Petrowskaja brings lots of humor and word play into the book and I marked a section on the Russian word organy (the organs, not just internal organs in the body but internal organs in the government, too, like the secret police) because I loved how the family discussed the organy (innards!) swallowing people up. With its blend of languages, I can only imagine how difficult Maybe Esther must have been to translate but Shelley Frisch’s translation reads beautifully and she handles Russian expressions (not just the organy) very adeptly. There’s also a fun passage with a ficus that includes lots of similar-sounding words, like fixated and fiction, and Shelley’s long sentences flow and flow, building momentum and rhythm, contrasting nicely with shorter sentences.
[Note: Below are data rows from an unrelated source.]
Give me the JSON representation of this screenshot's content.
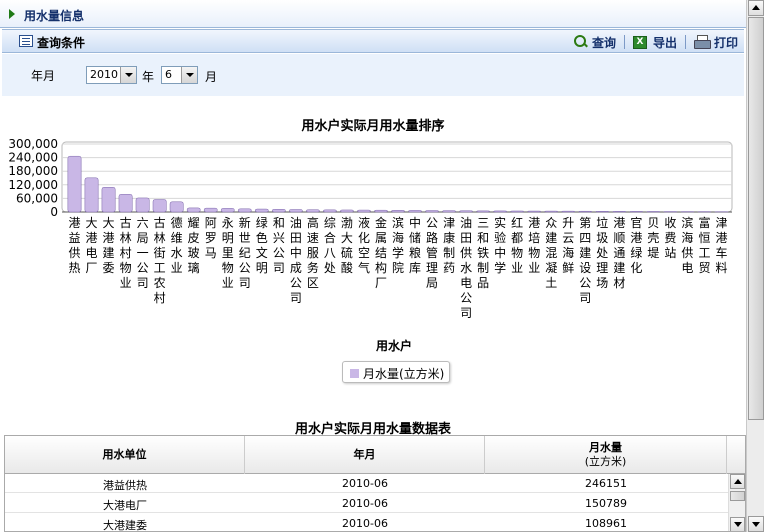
{
  "page": {
    "title": "用水量信息"
  },
  "query": {
    "section_title": "查询条件",
    "toolbar": {
      "search_label": "查询",
      "export_label": "导出",
      "print_label": "打印"
    },
    "year_month_label": "年月",
    "year_value": "2010",
    "year_unit": "年",
    "month_value": "6",
    "month_unit": "月"
  },
  "chart_data": {
    "type": "bar",
    "title": "用水户实际月用水量排序",
    "xlabel": "用水户",
    "ylabel": "",
    "ylim": [
      0,
      300000
    ],
    "yticks": [
      "300,000",
      "240,000",
      "180,000",
      "120,000",
      "60,000",
      "0"
    ],
    "legend": "bottom",
    "grid": true,
    "series": [
      {
        "name": "月水量(立方米)",
        "color": "#c9b7e6",
        "values": [
          246151,
          150789,
          108961,
          78000,
          62000,
          55000,
          45000,
          18000,
          17000,
          16000,
          14000,
          13000,
          12000,
          11000,
          10000,
          9500,
          9000,
          8500,
          8000,
          7500,
          7000,
          6500,
          6000,
          5500,
          5000,
          4800,
          4500,
          4200,
          4000,
          3800,
          3500,
          3200,
          3000,
          2800,
          2500,
          2200,
          2000,
          1800,
          1500,
          1200,
          1000,
          800,
          500,
          300
        ]
      }
    ],
    "categories": [
      "港益供热",
      "大港电厂",
      "大港建委",
      "古林村物业",
      "六局一公司",
      "古林街工农村",
      "德维水业",
      "耀皮玻璃",
      "阿罗马",
      "永明里物业",
      "新世纪公司",
      "绿色文明",
      "和兴公司",
      "油田中成公司",
      "高速服务区",
      "综合八处",
      "渤大硫酸",
      "液化空气",
      "金属结构厂",
      "滨海学院",
      "中储粮库",
      "公路管理局",
      "津康制药",
      "油田供水电公司",
      "三和铁制品",
      "实验中学",
      "红都物业",
      "港培物业",
      "众建混凝土",
      "升云海鲜",
      "第四建设公司",
      "垃圾处理场",
      "港顺通建材",
      "官港绿化",
      "贝壳堤",
      "收费站",
      "滨海供电",
      "富恒工贸",
      "津港车料"
    ]
  },
  "table": {
    "title": "用水户实际月用水量数据表",
    "headers": {
      "unit": "用水单位",
      "month": "年月",
      "volume": "月水量",
      "volume_unit": "(立方米)"
    },
    "rows": [
      {
        "unit": "港益供热",
        "month": "2010-06",
        "volume": "246151"
      },
      {
        "unit": "大港电厂",
        "month": "2010-06",
        "volume": "150789"
      },
      {
        "unit": "大港建委",
        "month": "2010-06",
        "volume": "108961"
      }
    ]
  }
}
Dozens of small episodes and objects drew my attention: an incomplete recipe, the onset of blindness, the fuzziness of memory (of course), Petrowskaja’s great-uncle shooting a German embassy counselor in Moscow, the great-uncle’s trial, the grandfather who disappeared for decades, and the feeling of being Sisyphus. I could go on and on and on about numerous other little things so will just mention something that’s much bigger and more important because it encompasses thousands and thousands of reasons to read the book: Babi Yar and everyone who was lost and became a “maybe” like Esther. I don’t read a lot of nonfiction but I’m a sucker for narrative nonfiction where an author can tell stories, important stories, as Petrowskaja does, drawing me in and holding me from chapter to chapter with digressions, dreamily lofty observations, colorful figures, lives, historical settings, and language play, assisted here, of course by Shelley Frisch. Since I’ve only covered some favorite slivers of the lovely jumble that is Maybe Esther, here’s Linda Kinstler’s review for the Los Angeles Review of Books for more.

Disclaimers: The usual. I received review copies of both books. Thank you to HarperCollins for Maybe Esther and Picador for The Château. Special thanks to Picador for a finished copy, so I could check quotes. And read Goldberg’s acknowledgements; he’s a master of acknowledgements. I met Shelley Frisch at a translator conference.

Up Next: Sergei Kuznetsov’s Teacher Dymov, the Strugatsky Brothers’ Doomed City, Andrei Volos’s Shpakovsky’s Hat, a short story collection, and more books in English.